The National Initiative on Cybersecurity Education (NICE) has published for public comment a draft document that classifies the typical duties and skill requirements of cybersecurity workers. The document is meant to define professional requirements in cybersecurity, much as other professions, such as medicine and law, have done.
NICE is an interagency effort coordinated by the National Institute of Standards and Technology (NIST) and focused on cybersecurity awareness, education, training and professional development. NICE activities include increasing cybersecurity awareness for children and adults of all ages, promoting community college and university-level programs in cybersecurity, and expanding professional training opportunities.
The new document, the NICE Cybersecurity Workforce Framework, was created by the NICE group responsible for creating and maintaining a highly skilled workforce to meet the nation's computer security needs. Over 20 participating agencies contributed to the group's efforts.
"One thing NICE has found is that there has not been a consistent way to define or describe cybersecurity work across the federal workforce," says NICE Lead Ernest McDuffie. Cybersecurity professionals previously have not fit into the standard occupations, job titles, position descriptions and the federal job classification and job grading system managed by the Office of Personnel Management (OPM).
Not having a common language to discuss and understand the work and skill requirements hinders federal employers in setting basic requirements, identifying skill gaps and providing training and professional development opportunities for their workforce. "Other professions have organized their specialties, and now it is time for a common set of definitions for the cybersecurity workforce," said McDuffie.
The NICE Cybersecurity Workforce Framework provides a working taxonomy, or vocabulary, that is designed to fit into any organization's existing occupational structure.

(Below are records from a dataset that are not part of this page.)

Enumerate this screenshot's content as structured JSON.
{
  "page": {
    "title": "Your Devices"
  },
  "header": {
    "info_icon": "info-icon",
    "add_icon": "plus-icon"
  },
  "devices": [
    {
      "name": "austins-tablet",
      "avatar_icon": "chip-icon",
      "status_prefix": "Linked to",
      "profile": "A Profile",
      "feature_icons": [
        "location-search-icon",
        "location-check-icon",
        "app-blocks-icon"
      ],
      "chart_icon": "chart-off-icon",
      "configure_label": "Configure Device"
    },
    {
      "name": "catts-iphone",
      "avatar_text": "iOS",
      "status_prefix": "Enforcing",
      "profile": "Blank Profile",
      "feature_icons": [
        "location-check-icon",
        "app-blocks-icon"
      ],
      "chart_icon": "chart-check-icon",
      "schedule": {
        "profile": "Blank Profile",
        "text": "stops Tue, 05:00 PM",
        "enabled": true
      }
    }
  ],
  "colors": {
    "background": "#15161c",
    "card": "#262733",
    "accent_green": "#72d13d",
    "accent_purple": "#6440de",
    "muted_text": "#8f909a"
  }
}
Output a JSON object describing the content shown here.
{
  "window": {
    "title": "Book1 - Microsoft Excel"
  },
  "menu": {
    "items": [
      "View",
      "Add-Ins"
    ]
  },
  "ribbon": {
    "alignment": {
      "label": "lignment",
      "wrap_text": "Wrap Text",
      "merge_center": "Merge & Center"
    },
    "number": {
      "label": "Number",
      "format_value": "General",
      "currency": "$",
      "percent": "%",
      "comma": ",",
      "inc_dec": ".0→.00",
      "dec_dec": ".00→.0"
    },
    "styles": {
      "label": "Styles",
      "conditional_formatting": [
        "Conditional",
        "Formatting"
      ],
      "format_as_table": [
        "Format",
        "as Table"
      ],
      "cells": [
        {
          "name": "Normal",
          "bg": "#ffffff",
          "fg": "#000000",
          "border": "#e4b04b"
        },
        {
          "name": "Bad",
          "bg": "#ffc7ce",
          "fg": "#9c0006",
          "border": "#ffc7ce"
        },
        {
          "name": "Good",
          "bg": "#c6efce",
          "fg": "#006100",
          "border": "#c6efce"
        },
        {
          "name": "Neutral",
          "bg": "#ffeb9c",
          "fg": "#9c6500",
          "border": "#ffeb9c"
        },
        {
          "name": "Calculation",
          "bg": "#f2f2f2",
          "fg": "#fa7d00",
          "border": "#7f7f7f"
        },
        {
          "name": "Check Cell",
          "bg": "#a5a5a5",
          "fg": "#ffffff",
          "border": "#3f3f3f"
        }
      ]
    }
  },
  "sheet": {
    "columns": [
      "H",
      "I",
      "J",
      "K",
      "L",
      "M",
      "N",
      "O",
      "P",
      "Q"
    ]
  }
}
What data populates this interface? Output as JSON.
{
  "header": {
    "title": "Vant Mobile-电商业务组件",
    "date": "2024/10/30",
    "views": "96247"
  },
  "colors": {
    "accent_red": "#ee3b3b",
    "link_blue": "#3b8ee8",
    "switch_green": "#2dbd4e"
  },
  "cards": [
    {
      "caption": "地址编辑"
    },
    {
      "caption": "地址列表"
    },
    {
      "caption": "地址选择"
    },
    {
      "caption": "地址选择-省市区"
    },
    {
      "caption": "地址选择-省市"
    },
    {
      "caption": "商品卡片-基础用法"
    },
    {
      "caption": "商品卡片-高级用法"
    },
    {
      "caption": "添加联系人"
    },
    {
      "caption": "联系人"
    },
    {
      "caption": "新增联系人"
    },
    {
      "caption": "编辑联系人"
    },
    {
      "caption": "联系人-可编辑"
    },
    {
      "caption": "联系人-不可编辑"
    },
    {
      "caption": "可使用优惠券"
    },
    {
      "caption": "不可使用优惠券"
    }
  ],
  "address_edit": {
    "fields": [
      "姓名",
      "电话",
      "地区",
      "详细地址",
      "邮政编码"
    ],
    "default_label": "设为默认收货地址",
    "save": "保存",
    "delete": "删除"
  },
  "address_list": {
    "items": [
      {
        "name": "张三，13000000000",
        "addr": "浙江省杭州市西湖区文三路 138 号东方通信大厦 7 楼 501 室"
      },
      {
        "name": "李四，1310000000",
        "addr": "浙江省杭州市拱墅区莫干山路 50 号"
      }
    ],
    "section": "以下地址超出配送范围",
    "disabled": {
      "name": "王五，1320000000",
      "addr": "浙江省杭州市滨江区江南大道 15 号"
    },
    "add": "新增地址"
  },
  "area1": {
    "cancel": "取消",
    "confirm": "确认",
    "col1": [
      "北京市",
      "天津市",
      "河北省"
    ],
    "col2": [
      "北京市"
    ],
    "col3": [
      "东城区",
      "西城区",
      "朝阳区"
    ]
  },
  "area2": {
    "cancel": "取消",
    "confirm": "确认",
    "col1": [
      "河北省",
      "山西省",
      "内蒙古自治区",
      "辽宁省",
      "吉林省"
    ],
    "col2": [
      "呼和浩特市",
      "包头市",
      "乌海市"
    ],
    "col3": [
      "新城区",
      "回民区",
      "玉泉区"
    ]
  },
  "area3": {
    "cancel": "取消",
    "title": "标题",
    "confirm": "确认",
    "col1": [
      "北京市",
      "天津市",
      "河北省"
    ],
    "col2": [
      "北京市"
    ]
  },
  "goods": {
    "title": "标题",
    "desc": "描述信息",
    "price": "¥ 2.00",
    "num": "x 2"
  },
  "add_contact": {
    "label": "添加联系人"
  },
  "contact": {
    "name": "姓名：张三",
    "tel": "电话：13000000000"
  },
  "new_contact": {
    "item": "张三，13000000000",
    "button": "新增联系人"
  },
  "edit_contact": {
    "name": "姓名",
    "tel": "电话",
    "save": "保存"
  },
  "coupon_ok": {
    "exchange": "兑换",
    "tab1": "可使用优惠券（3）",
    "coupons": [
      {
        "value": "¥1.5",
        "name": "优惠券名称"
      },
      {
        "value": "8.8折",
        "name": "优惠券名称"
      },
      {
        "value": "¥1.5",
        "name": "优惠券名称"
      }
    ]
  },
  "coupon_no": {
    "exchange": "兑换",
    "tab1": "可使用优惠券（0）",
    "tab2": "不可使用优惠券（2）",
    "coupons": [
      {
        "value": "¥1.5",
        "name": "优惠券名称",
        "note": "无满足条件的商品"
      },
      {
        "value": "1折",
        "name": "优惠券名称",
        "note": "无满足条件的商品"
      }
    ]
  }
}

The framework is based on information gathered from federal agencies through two years of surveys and workshops by OPM, a major Department of Defense study of the cybersecurity workforce and a study by the Federal CIO Council.
In opening the draft document up for public comment, NICE hopes to refine the framework so that it can be useful in both the public and private sectors to better protect the nation from escalating cybersecurity threats. Authors also want the framework to address emerging work requirements to help ensure the nation has the skills to meet them. The authors are requesting input from all of the nation's cybersecurity stakeholders including academia, professionals, not-for-profit organizations and private industry.
The framework organizes cybersecurity work into high-level categories ranging from the design, operation and maintenance of cybersecurity systems to incident response, information gathering and analysis. The structure is based on job analyses and groups together work and workers that share common major functions, regardless of job title.
To read the document and provide comments, go to http://niccs.us-cert.gov/research/national-cybersecurity-workforce-framework. The webpage also provides a template for comments, which are due Dec. 16, 2011.